There's a colossal list of health claims attributed to taking L. acidophilus in supplement or 'health' drink forms. However, for the most part, these are unverified claims made by the manufacturers of the products. As yet most 'health' claims must carry the warning 'thought to', or 'not yet proven to'. Such effects as:
- Relieves constipation
- Reduces flatulence
- Relieves urinary tract infection
- Reduces/prevents heartburn
- Protects against indigestion
- Prevents stomach ulcers
- Kills deadly strains of E coli and Salmonella
- Protects against cancer
- Prevents/protects against cardiovascular disease
- Helps reduce symptoms of irritable bowel syndrome
- Relieves bloating
- Prevents thrush
- Reduces risk and symptoms of ulcerative colitis

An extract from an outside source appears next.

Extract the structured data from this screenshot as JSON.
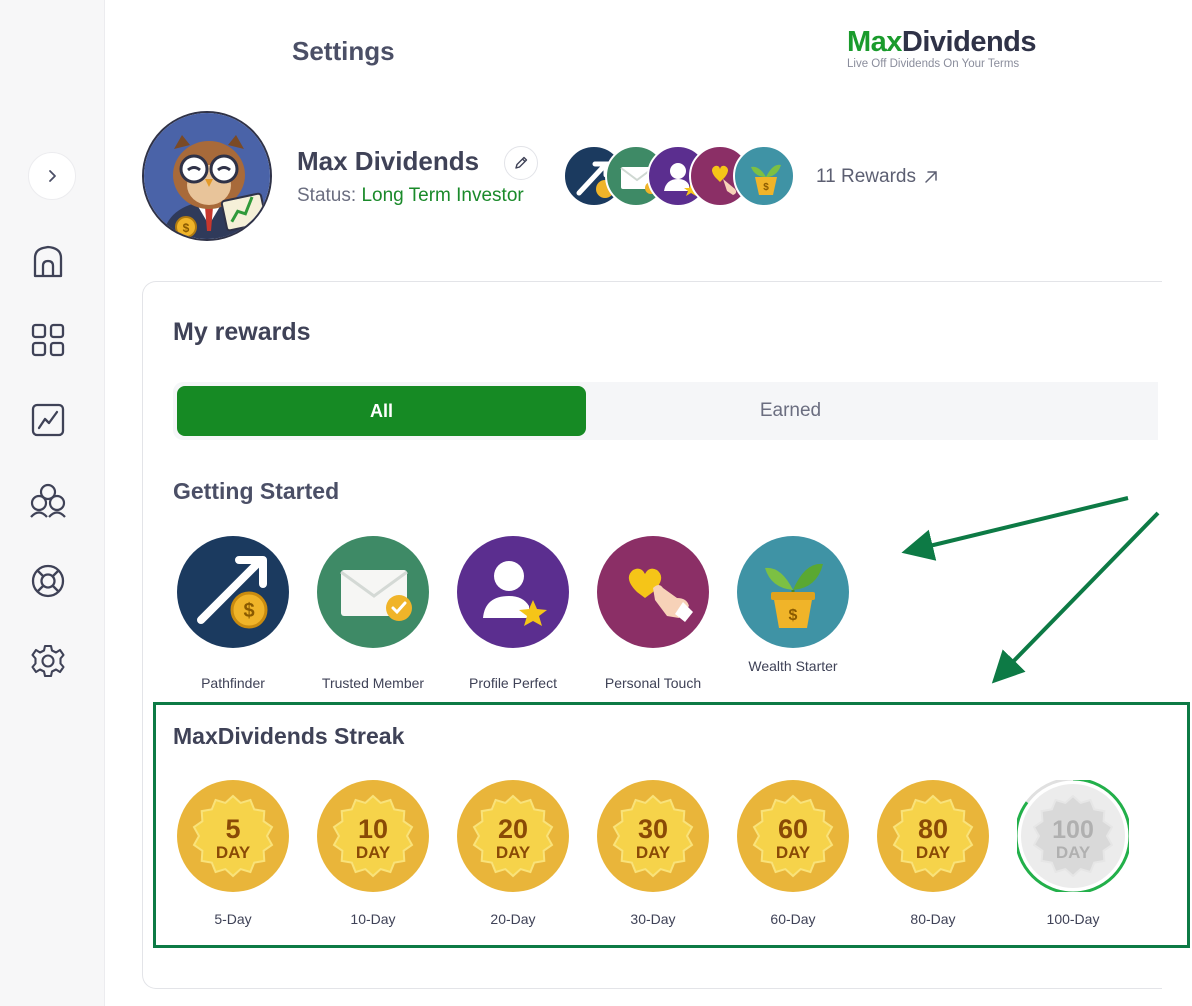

- Improves hypersensitivity reactions among infants with food allergies
- Prevents diarrhea
- Reduces abdominal/gastrointestinal cramping
- Combats vaginal yeast infections
- Reduces bad breath
- Encourages production of immune system cells to fight viral infections
- Protects against colon cancer
- Prevents development of diverticulitis
- Protects against and relieves symptoms of Crohn's disease
L. acidophilus appears to have a role in healthy women in maintaining the vaginal pH, but studies have not shown the effectiveness of orally-ingested supplements or tablets on altering the vaginal microflora.
It is also claimed that L. acidophilus can help boost an individuals immune system, however studies on this seem to produce mixed results and are inconclusive. There does, however, seem to be some validity (supported by research) suggesting that L. acidophilus can have an effect on reducing the presence of undesirable micro-organisms within the intestine, as a result of its lowering of the intestinal pH. This effect is facilitated because of the bacterium's ability to survive very low pHs, such as are present in the stomach, and so be able to pass to lower regions of the human gastrointestinal tract.
L. brevis has a few commercial functions, particularly in pickle and Sauerkraut production. In humans, ingestion has been potentially linked with assisting the functioning of the human immune system, though again, this species sadly moves away from the title of 'friendly bacteria', as it is thought to be one of the major species of micro-organisms involved in the spoilage of beer.
L. casei is considered safe for human consumption, and can be found in such probiotics as Yakult. It is found widely in the human gastrointestinal tract and mouth, where it compliments the growth of L. acidophilus, which is a useful bacteria as it produces the enzyme amylase, involved in enzymatic digestion of carbohydrates. Commercially it has a role in maturation of cheddar, and has also been shown to help in the fermentation of certain beans.
Lactobacillus sanfranciscensis, formerly known as Lactobacillus sanfrancisco, is one important species of Lactobacillus, used in helping ferment and give San Francisco sourdough bread its typical flavour. Dried sourdough starters, containing a mixture of yeast and particular strains of L. sanfranciscensis for producing San Francisco sourdough, are produced and sold worldwide.